The diligent and consistent effort at saving towards retirement is critical for everyone, but especially so for single parents. Even with child support or expense contributions coming in from the ex-spouse, putting money aside for your own retirement can be a challenge. What’s a single parent to do?
Start with emergency savings
Whether it’s paying for a new set of tires for the car or a new dryer to replace the one that gave up the ghost last week, having emergency savings is the key to staying afloat. Experts recommend putting away 3-6 months’ worth of living expenses into a savings accounts that’s untouched except for financial emergencies. Having a cushion of funds to draw upon will guard against having to tap your retirement savings (which can result in hefty penalties and additional tax expenses). If the emergency does not arise and the account balance floats at a comfortable level, you will have additional funds to contribute to your IRA!
Use automated tools as much as you can

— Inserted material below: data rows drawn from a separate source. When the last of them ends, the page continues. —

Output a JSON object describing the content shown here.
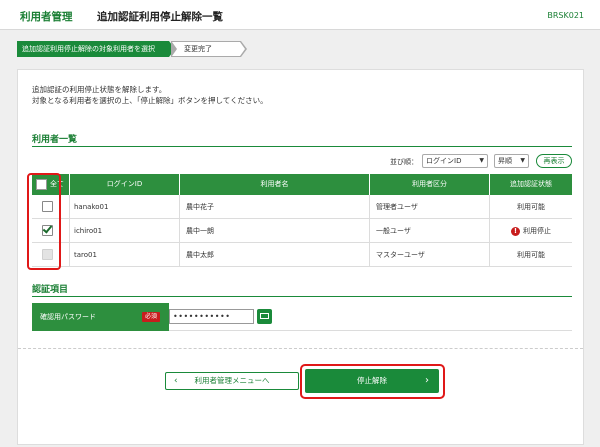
{
  "header": {
    "app_title": "利用者管理",
    "screen_title": "追加認証利用停止解除一覧",
    "screen_id": "BRSK021"
  },
  "steps": {
    "step1": "追加認証利用停止解除の対象利用者を選択",
    "step2": "変更完了"
  },
  "intro": {
    "line1": "追加認証の利用停止状態を解除します。",
    "line2": "対象となる利用者を選択の上、「停止解除」ボタンを押してください。"
  },
  "user_list": {
    "section_title": "利用者一覧",
    "sort_label": "並び順：",
    "sort_field": "ログインID",
    "sort_order": "昇順",
    "redisplay_label": "再表示",
    "columns": {
      "all": "全て",
      "login_id": "ログインID",
      "user_name": "利用者名",
      "user_type": "利用者区分",
      "status": "追加認証状態"
    },
    "rows": [
      {
        "login_id": "hanako01",
        "user_name": "農中花子",
        "user_type": "管理者ユーザ",
        "status": "利用可能",
        "checked": false,
        "disabled": false,
        "stopped": false
      },
      {
        "login_id": "ichiro01",
        "user_name": "農中一朗",
        "user_type": "一般ユーザ",
        "status": "利用停止",
        "checked": true,
        "disabled": false,
        "stopped": true
      },
      {
        "login_id": "taro01",
        "user_name": "農中太郎",
        "user_type": "マスターユーザ",
        "status": "利用可能",
        "checked": false,
        "disabled": true,
        "stopped": false
      }
    ]
  },
  "auth": {
    "section_title": "認証項目",
    "password_label": "確認用パスワード",
    "required_label": "必須",
    "password_value": "•••••••••••"
  },
  "buttons": {
    "back_label": "利用者管理メニューへ",
    "stop_release_label": "停止解除"
  },
  "colors": {
    "accent_green": "#1a8a3a",
    "highlight_red": "#e01818",
    "stop_red": "#c81d1d"
  }
}
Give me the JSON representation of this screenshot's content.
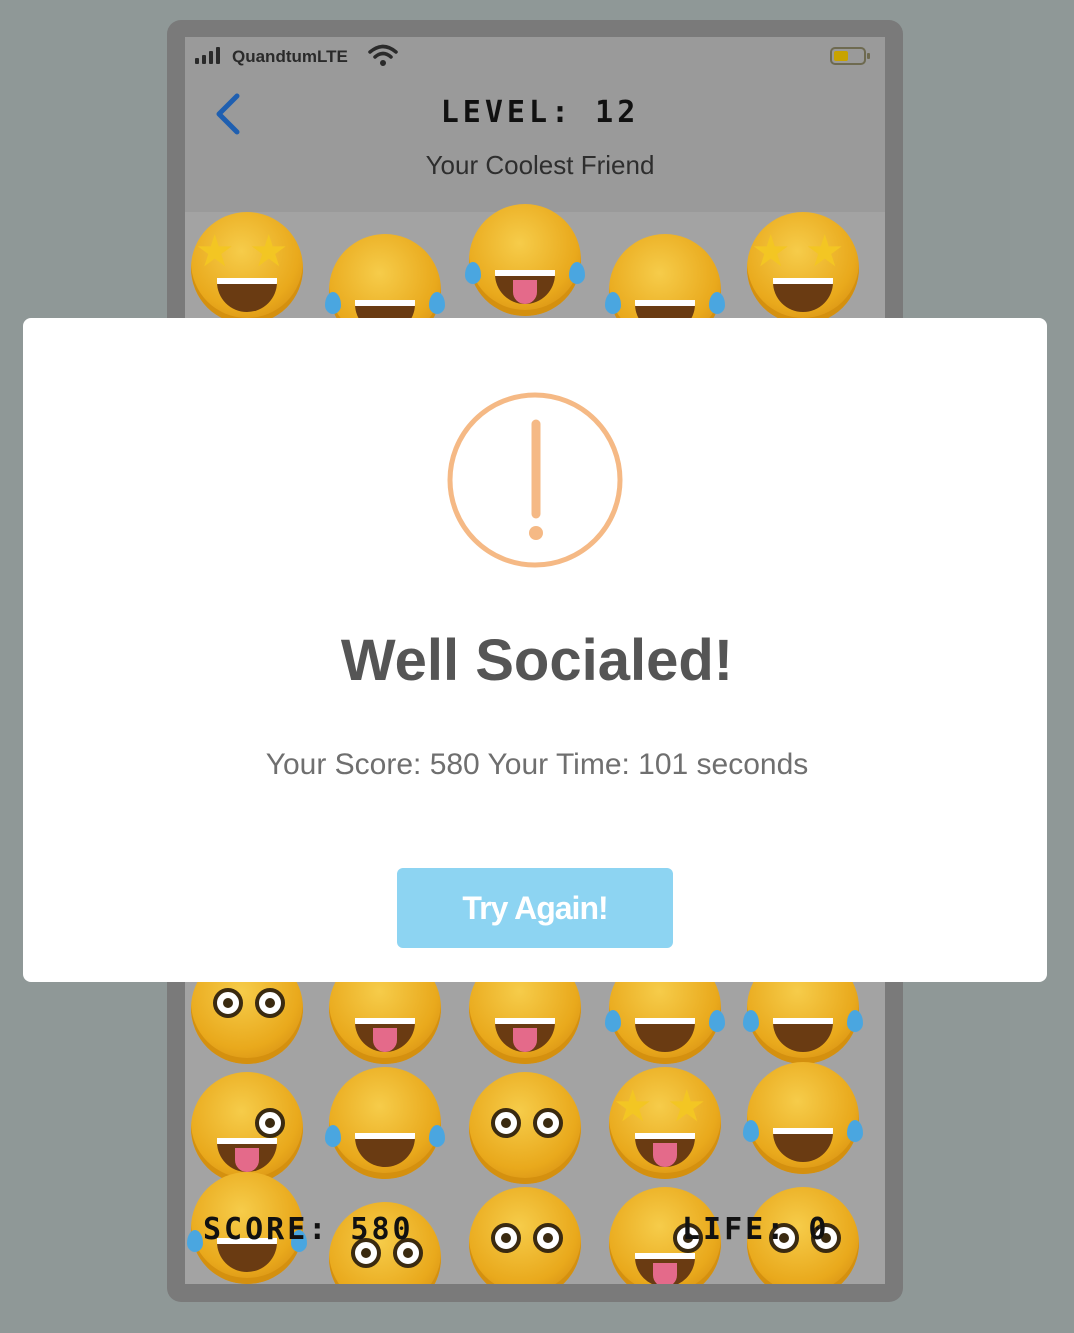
{
  "status_bar": {
    "carrier": "QuandtumLTE",
    "wifi_icon": "wifi-icon",
    "battery_icon": "battery-icon",
    "battery_color": "#c8a300"
  },
  "header": {
    "back_icon": "chevron-left-icon",
    "level_text": "LEVEL: 12",
    "subtitle": "Your Coolest Friend"
  },
  "hud": {
    "score_text": "SCORE: 580",
    "life_text": "LIFE: 0"
  },
  "board": {
    "emoji_icons": [
      "star-struck-emoji-icon",
      "tears-of-joy-emoji-icon",
      "pleading-emoji-icon",
      "winking-tongue-emoji-icon",
      "tongue-out-emoji-icon"
    ]
  },
  "modal": {
    "icon": "exclamation-circle-icon",
    "icon_color": "#f5b985",
    "title": "Well Socialed!",
    "text": "Your Score: 580 Your Time: 101 seconds",
    "button_label": "Try Again!",
    "button_color": "#8dd4f2"
  }
}
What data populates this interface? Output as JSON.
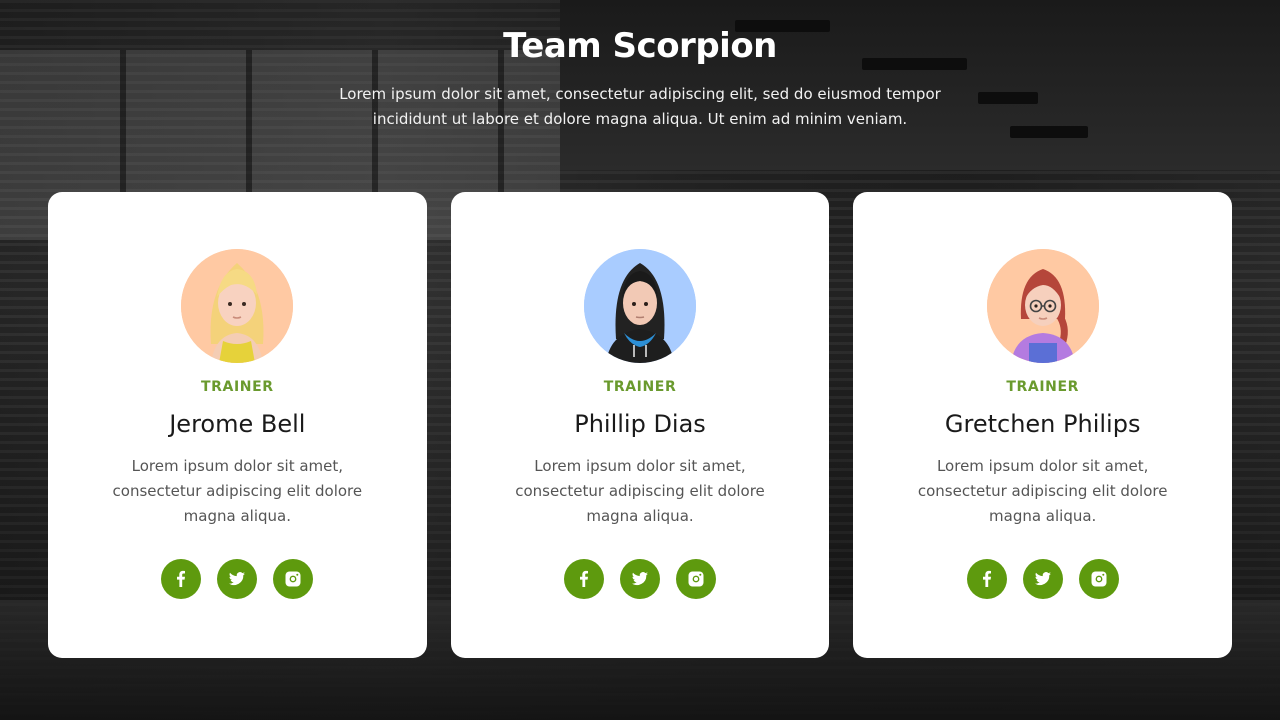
{
  "section": {
    "title": "Team Scorpion",
    "subtitle": "Lorem ipsum dolor sit amet, consectetur adipiscing elit, sed do eiusmod tempor incididunt ut labore et dolore magna aliqua. Ut enim ad minim veniam."
  },
  "colors": {
    "accent": "#5e9a0e",
    "role_text": "#6a9a2e",
    "card_bg": "#ffffff"
  },
  "members": [
    {
      "role": "TRAINER",
      "name": "Jerome Bell",
      "bio": "Lorem ipsum dolor sit amet, consectetur adipiscing elit dolore magna aliqua.",
      "avatar": "avatar-blonde-woman",
      "avatar_bg": "#ffc9a3",
      "socials": [
        "facebook-icon",
        "twitter-icon",
        "instagram-icon"
      ]
    },
    {
      "role": "TRAINER",
      "name": "Phillip Dias",
      "bio": "Lorem ipsum dolor sit amet, consectetur adipiscing elit dolore magna aliqua.",
      "avatar": "avatar-dark-hair-hoodie",
      "avatar_bg": "#a9ccff",
      "socials": [
        "facebook-icon",
        "twitter-icon",
        "instagram-icon"
      ]
    },
    {
      "role": "TRAINER",
      "name": "Gretchen Philips",
      "bio": "Lorem ipsum dolor sit amet, consectetur adipiscing elit dolore magna aliqua.",
      "avatar": "avatar-glasses-redhead",
      "avatar_bg": "#ffc9a3",
      "socials": [
        "facebook-icon",
        "twitter-icon",
        "instagram-icon"
      ]
    }
  ]
}
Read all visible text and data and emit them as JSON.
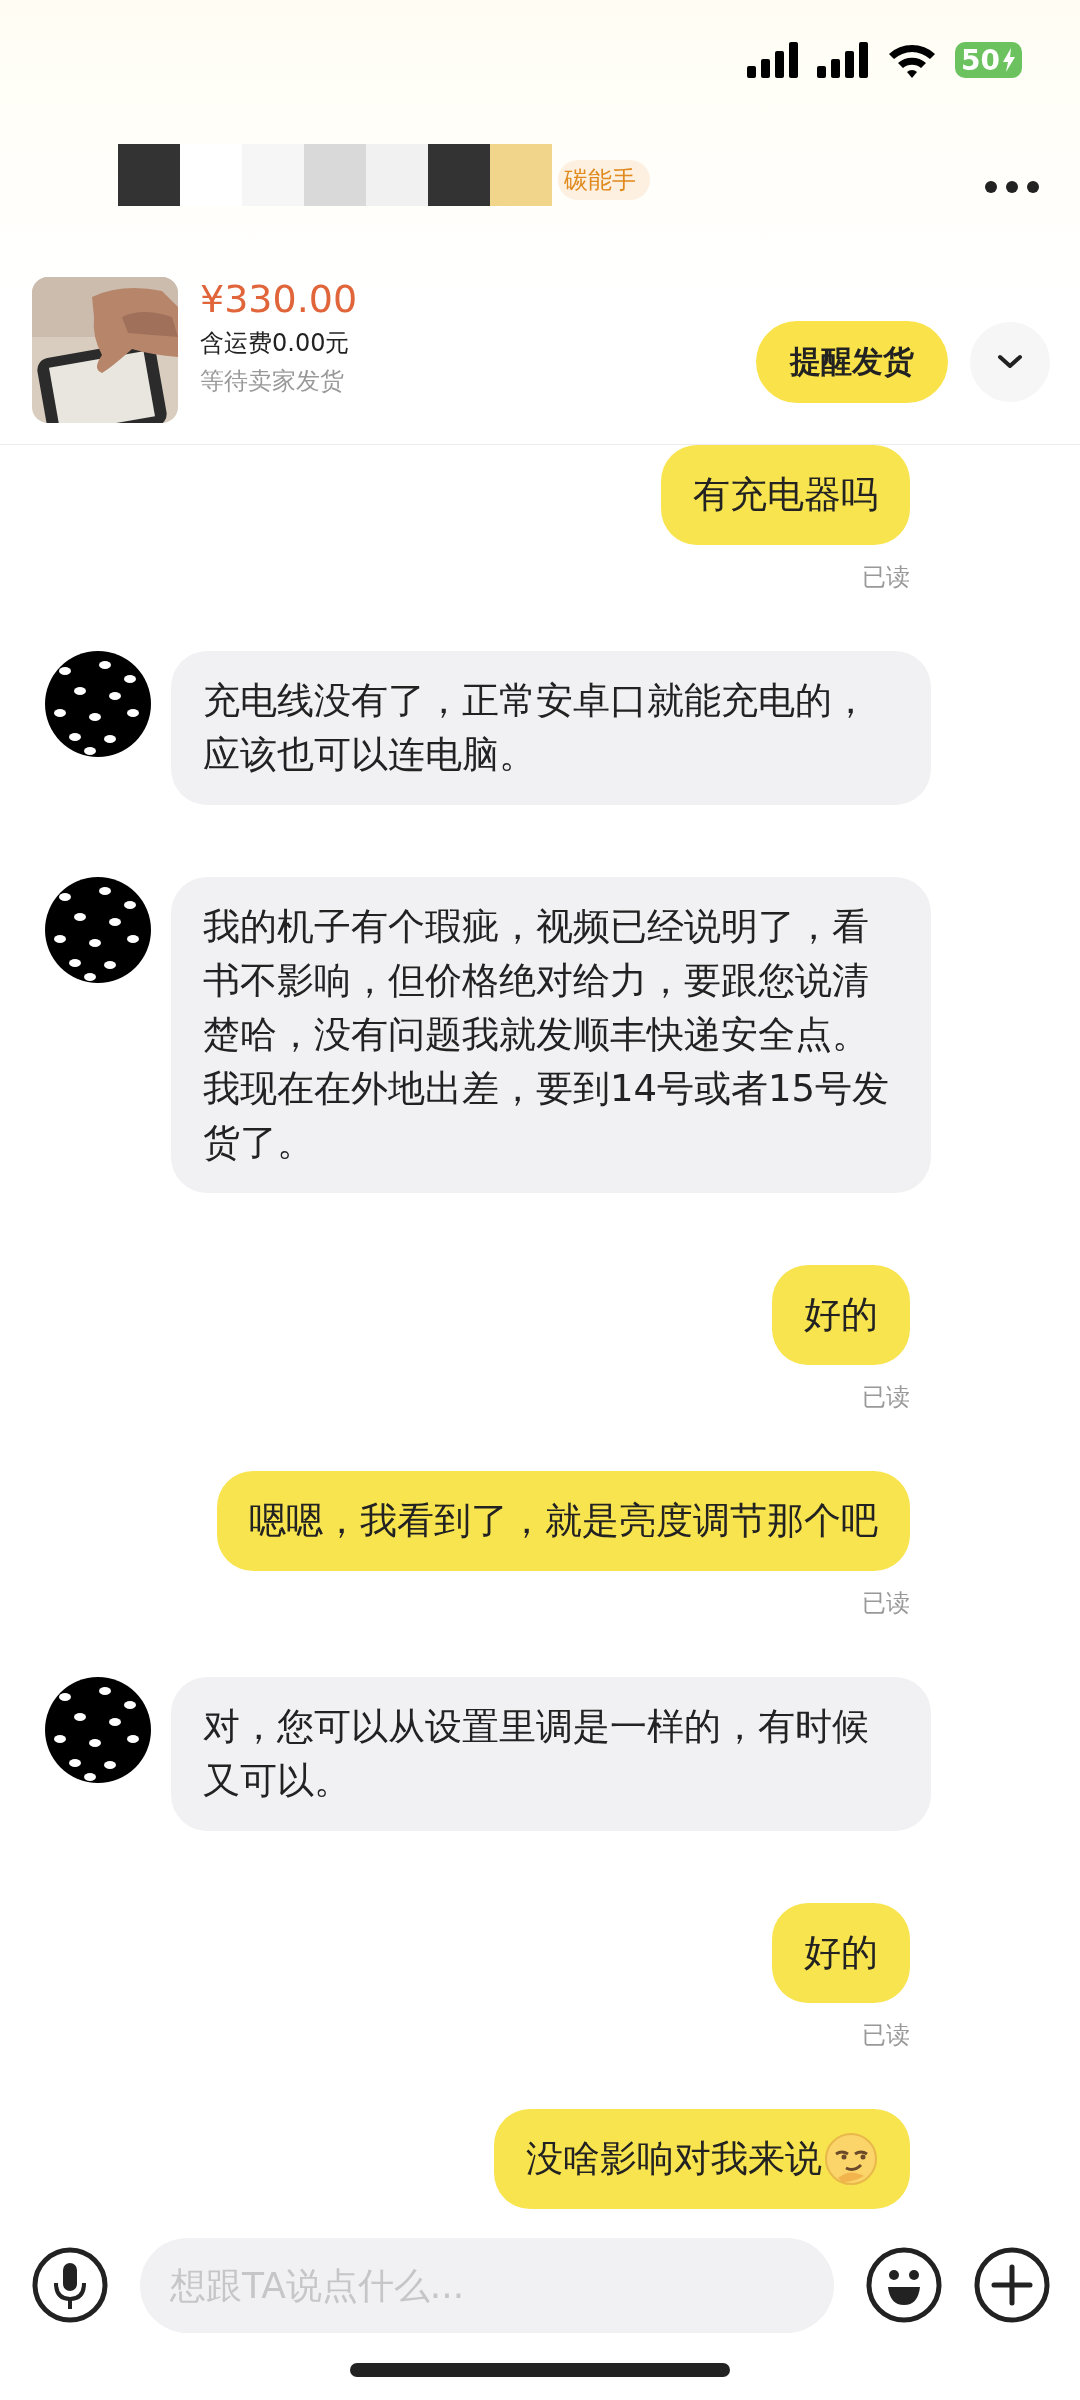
{
  "status_bar": {
    "battery": "50"
  },
  "header": {
    "name_tag": "碳能手"
  },
  "order": {
    "price": "¥330.00",
    "shipping": "含运费0.00元",
    "status": "等待卖家发货",
    "action": "提醒发货"
  },
  "messages": [
    {
      "kind": "sent",
      "text": "有充电器吗",
      "receipt": "已读"
    },
    {
      "kind": "received",
      "text": "充电线没有了，正常安卓口就能充电的，应该也可以连电脑。"
    },
    {
      "kind": "received",
      "text": "我的机子有个瑕疵，视频已经说明了，看书不影响，但价格绝对给力，要跟您说清楚哈，没有问题我就发顺丰快递安全点。我现在在外地出差，要到14号或者15号发货了。"
    },
    {
      "kind": "sent",
      "text": "好的",
      "receipt": "已读"
    },
    {
      "kind": "sent",
      "text": "嗯嗯，我看到了，就是亮度调节那个吧",
      "receipt": "已读"
    },
    {
      "kind": "received",
      "text": "对，您可以从设置里调是一样的，有时候又可以。"
    },
    {
      "kind": "sent",
      "text": "好的",
      "receipt": "已读"
    },
    {
      "kind": "sent",
      "text": "没啥影响对我来说",
      "emoji": true
    }
  ],
  "composer": {
    "placeholder": "想跟TA说点什么..."
  }
}
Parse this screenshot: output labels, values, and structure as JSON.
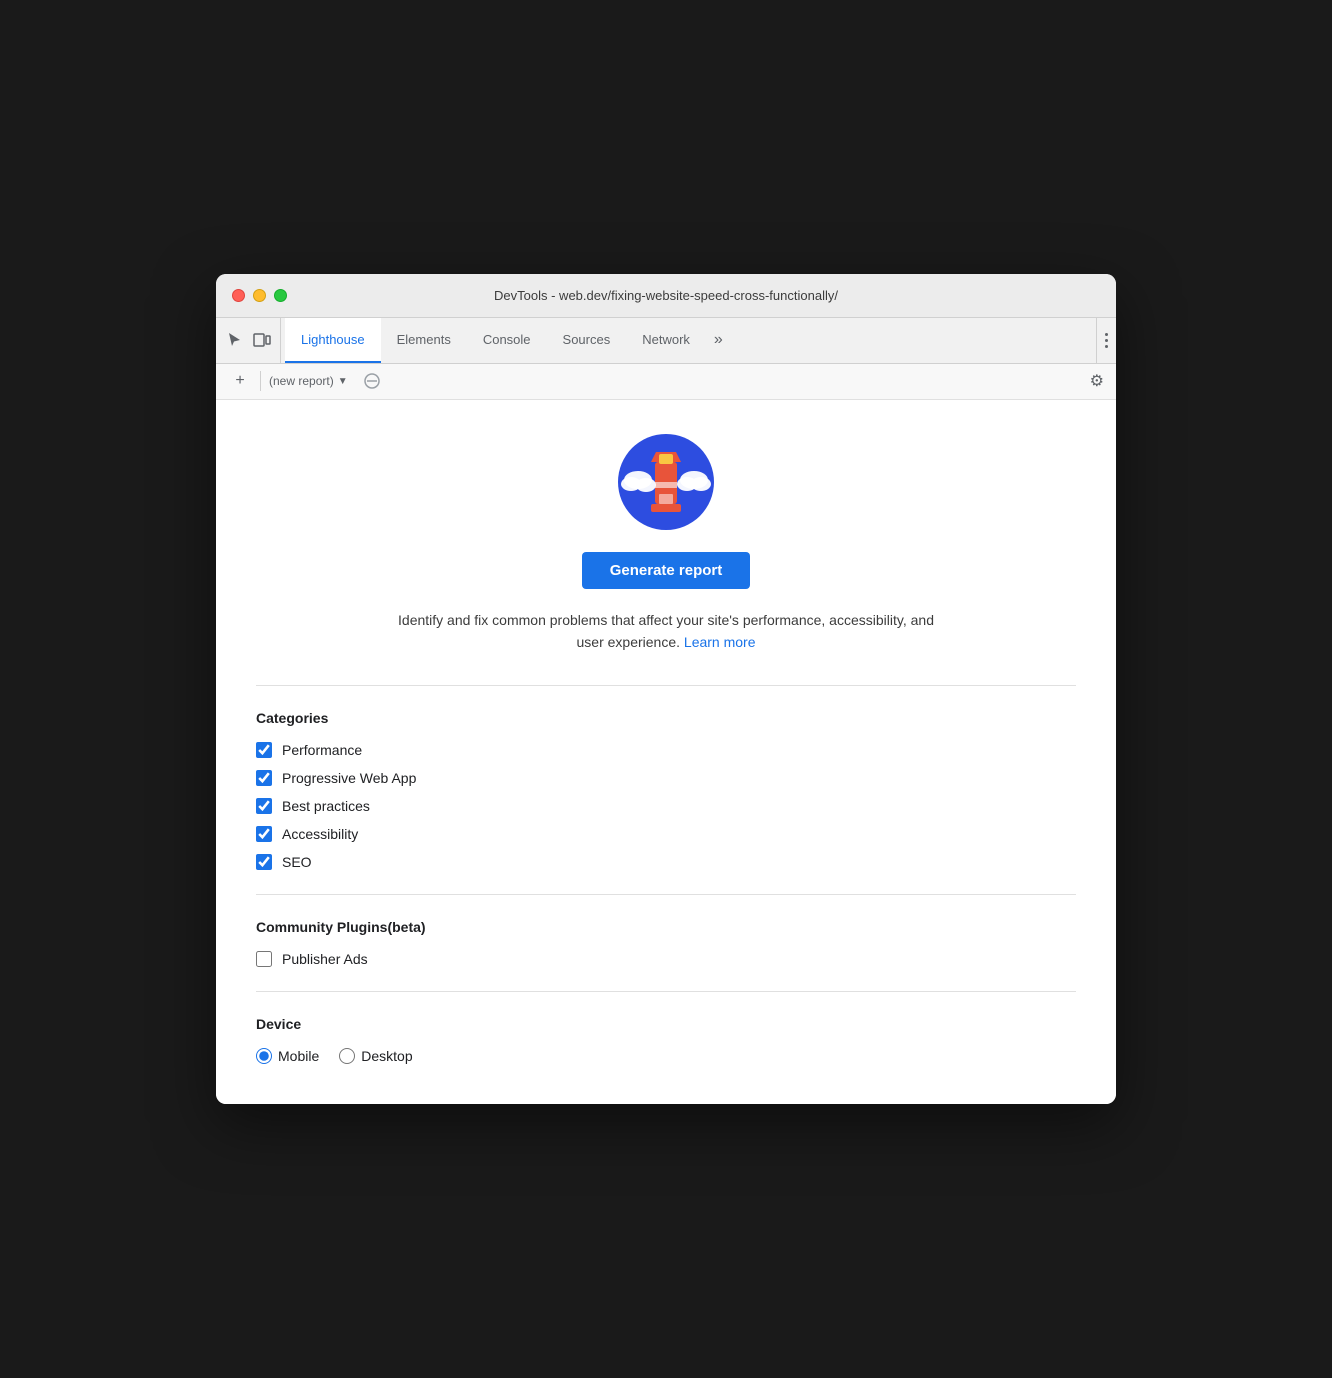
{
  "window": {
    "title": "DevTools - web.dev/fixing-website-speed-cross-functionally/"
  },
  "tabs": {
    "active": "Lighthouse",
    "items": [
      {
        "id": "lighthouse",
        "label": "Lighthouse"
      },
      {
        "id": "elements",
        "label": "Elements"
      },
      {
        "id": "console",
        "label": "Console"
      },
      {
        "id": "sources",
        "label": "Sources"
      },
      {
        "id": "network",
        "label": "Network"
      }
    ],
    "more_label": "»"
  },
  "toolbar": {
    "new_report_label": "(new report)",
    "add_icon": "+",
    "settings_icon": "⚙"
  },
  "hero": {
    "generate_btn_label": "Generate report",
    "description_text": "Identify and fix common problems that affect your site's performance, accessibility, and user experience.",
    "learn_more_label": "Learn more",
    "learn_more_href": "#"
  },
  "categories": {
    "title": "Categories",
    "items": [
      {
        "id": "performance",
        "label": "Performance",
        "checked": true
      },
      {
        "id": "pwa",
        "label": "Progressive Web App",
        "checked": true
      },
      {
        "id": "best-practices",
        "label": "Best practices",
        "checked": true
      },
      {
        "id": "accessibility",
        "label": "Accessibility",
        "checked": true
      },
      {
        "id": "seo",
        "label": "SEO",
        "checked": true
      }
    ]
  },
  "community_plugins": {
    "title": "Community Plugins(beta)",
    "items": [
      {
        "id": "publisher-ads",
        "label": "Publisher Ads",
        "checked": false
      }
    ]
  },
  "device": {
    "title": "Device",
    "options": [
      {
        "id": "mobile",
        "label": "Mobile",
        "selected": true
      },
      {
        "id": "desktop",
        "label": "Desktop",
        "selected": false
      }
    ]
  },
  "colors": {
    "accent": "#1a73e8",
    "tab_active_border": "#1a73e8"
  }
}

You are already managing school and activity schedules, medical appointments, and homework. Save yourself the trouble and automate good financial habits so that you don’t have to think about them. If your employer gives you access to a 401k plan (or something similar), make sure you participate, especially if your employer offers matching contributions. For additional savings, use a platform like Betterment or Acorns to schedule periodic automated withdrawals. Even a small amount saved consistently every week can add up to a sizable balance over time.
Don’t overlook cash flow planning
Cash flow monitoring isn’t just for large companies that are required to submit cash flow statements to the SEC! Make sure that your budgeting exercise includes a look at the timing of money coming in and out. This is especially important for the streams of money that will eventually go away, such as child support. Cash flow analysis is the easiest way to identify whether you are living within your means. If your outflows are larger than your inflows, the slush usually ends up on credit cards, so it’s a good idea to monitor those carefully.
Explore life insurance and disability coverage
Single parents are under a lot of pressure to stretch every dollar and invest as much as they can into their kids. However, it’s important to not do this at the expense of maintaining adequate life insurance and disability coverage. When you are healthy, it’s easy to dismiss those premium payments as an unnecessary luxury. However, if something were to happen to you, policy payouts could be the lifeline that your kids need. By all means, shop around and consult with a financial planner to ensure that you have the right policies with the right coverage, but don’t just close your eyes and hope for the best.
On that note, make sure that you have taken the formal step of naming the guardian for your minor children. This will allow you to have maximum influence over the environment and the people who will step in to take care of your kids in the event you cannot do it yourself.
Retirement savings or education savings?
Managing family finances is all about making choices. Should you contribute extra money to your retirement fund or to your kids’ 529 plan? Think about your retirement timeline and needs and consider prioritizing your retirement savings (unless they are already maxed out, and your financial planner tells you that you are well on track to meet your goals). After all, your kids have more than one option when it comes to paying for their education, but you only have one chance to save up for your future financial independence.
If your children are old enough to handle a frank conversation, consider sitting down with them and going over their choices for going to college. Talk about your financial situation, as well as what they can and cannot count on after high school graduation. Encourage them to explore scholarships, grants, tuition loans, and other ways of funding college expenses. By setting expectations and helping them navigate possible funding sources, you have the best chance of balancing their education and your own need for financial security.
A single parent’s retirement plan
Saving for retirement as a single parent can be tough, but it is possible. Begin with a budget and a plan to build up your emergency savings. Automate your savings, explore life insurance and disability coverage, and make an effort to prioritize your retirement over education plan contributions. Finally, remember to create an estate plan. Keep beneficiary designations updated, and work with a professional team that will help you check progress and take action when needed.